I first became interested in gardening because I wanted to learn to grow food for myself and my family. I started by growing vegetables in a community garden plot. Fast-forward many years and I am still passionate about growing food, but I have expanded the palette of what I grow to include fruit trees and, most recently, fruiting shrubs.
Until I sat down to write this article, I didn’t realize how many varieties of fruiting shrubs I have in my garden—mostly because they are incorporated throughout the beds and not grown in one specific area. I love to eat the harvested fruits fresh, use them in recipes, and can them for year-round use. Here are some fruiting shrubs you will find thriving in my Colorado garden. I hope you give some a try.
‘Crandall’ clove currant
Ribes odoratum ‘Crandall’, Zones 4–8
This currant provides interest throughout the growing season. The small, bright yellow, trumpet-shaped flowers that line the branches are a sure sign of spring, and the clove scent is sure to catch your attention. The shrub grows 4 to 6 feet tall and just as wide and takes full sun to partial shade. Blue-black fruits ripen in midsummer and are used in commercial fruit production. Their sweet-spicy flavor makes them delicious in sauces or jellies; they are also yummy right off the plant. In fall, light green, trilobed leaves turn burgundy to reddish orange.
‘Fall Gold’ raspberry
Rubus idaeus var. strigosus ‘Fall Gold’, Zones 3–8
‘Fall Gold’ is a fall-bearing or everbearing type of raspberry, meaning it fruits on the upper portions of canes in late summer and fall on the first year of growth. If canes are left up the following year, they may lightly fruit again. I haven’t had much luck with that happening, so we cut them back to the ground each spring and top-dress with compost. This shrub grows 4 feet tall and 3 feet wide and takes full sun.

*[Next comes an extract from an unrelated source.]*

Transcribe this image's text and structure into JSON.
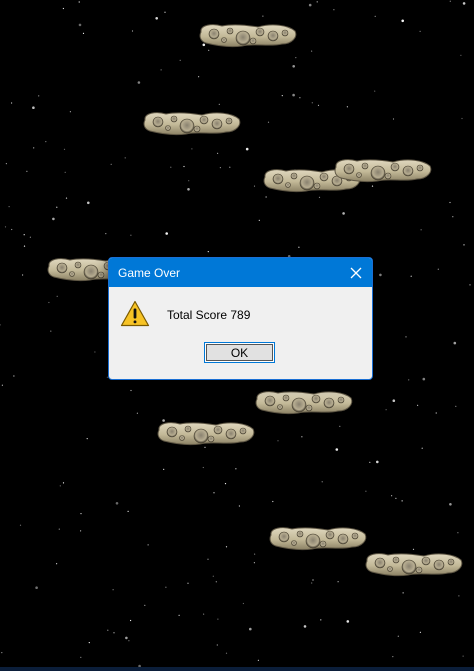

The yellow fruits begin ripening a bit later than ‘Heritage’ raspberry but are equally delicious and add a splash of color to both the landscape and the tabletop.
Rubus idaeus var. strigosus ‘Heritage’, Zones 4–8
Another fall-bearing or everbearing variety, ‘Heritage’, is a classic red raspberry. The shrub grows 4 feet tall and 3 feet wide and also takes full sun. I start harvesting the fruits in late summer and continue into fall. It will keep producing until a really hard freeze. Last year, ‘Heritage’ kept on producing in my garden even after an early September snow. You will often find me eating these as quickly as I pick them.
Sambucus canadensis ‘Aurea’, Zones 4–7
This variety of elderberry is a nice, larger shrub with yellow-green leaves that contrast nicely with my neighbor’s junipers (Juniperus cv., Zones 2–9) that grow behind it. It would look just as nice with any other green backdrop. It grows 6 to 8 feet tall and wide and takes full sun. Golden elderberry is covered with large, flat clusters of white flowers in June, followed by small black fruit. There are many uses for elderberries, but I will be honest—the birds always get to them before I even have a chance to think about what to do with them!
‘Carmine Jewel’ dwarf cherry
Prunus fruticosa × cerasus, Zones 3–8
Sour cherries do best on Colorado’s front range and in many parts of the Mountain West, as opposed to sweet cherries like ‘Bing’ (P. avium ‘Bing’, Zones 5–8). When I was looking for a cherry, I didn’t have space for another fruit tree, so I decided to try this bush cherry instead. ‘Carmine Jewel’ grows 6 feet tall and wide and takes full sun. It’s very cold hardy, since it was originally bred in Canada. The glossy green shrub forms a nice backdrop to a mixed border. It’s covered in white flowers in midspring, followed by green fruits in June that turn red and are ready to pick in late July and August. By its fourth year it can produce up to 15 pounds of fruit. This year happens to be the fourth one that I’ve had mine, and it was absolutely covered in fruit! I plan to get bird netting to ensure that the birds and squirrels don’t get all of them like they did last year. The smaller size of the shrub will make it much easier to protect the little red gems.
For more information on the best fruiting shrubs and trees for the Mountain West, check out these articles:
—Michelle Provaznik is executive director of the Gardens on Spring Creek in Fort Collins, Colorado.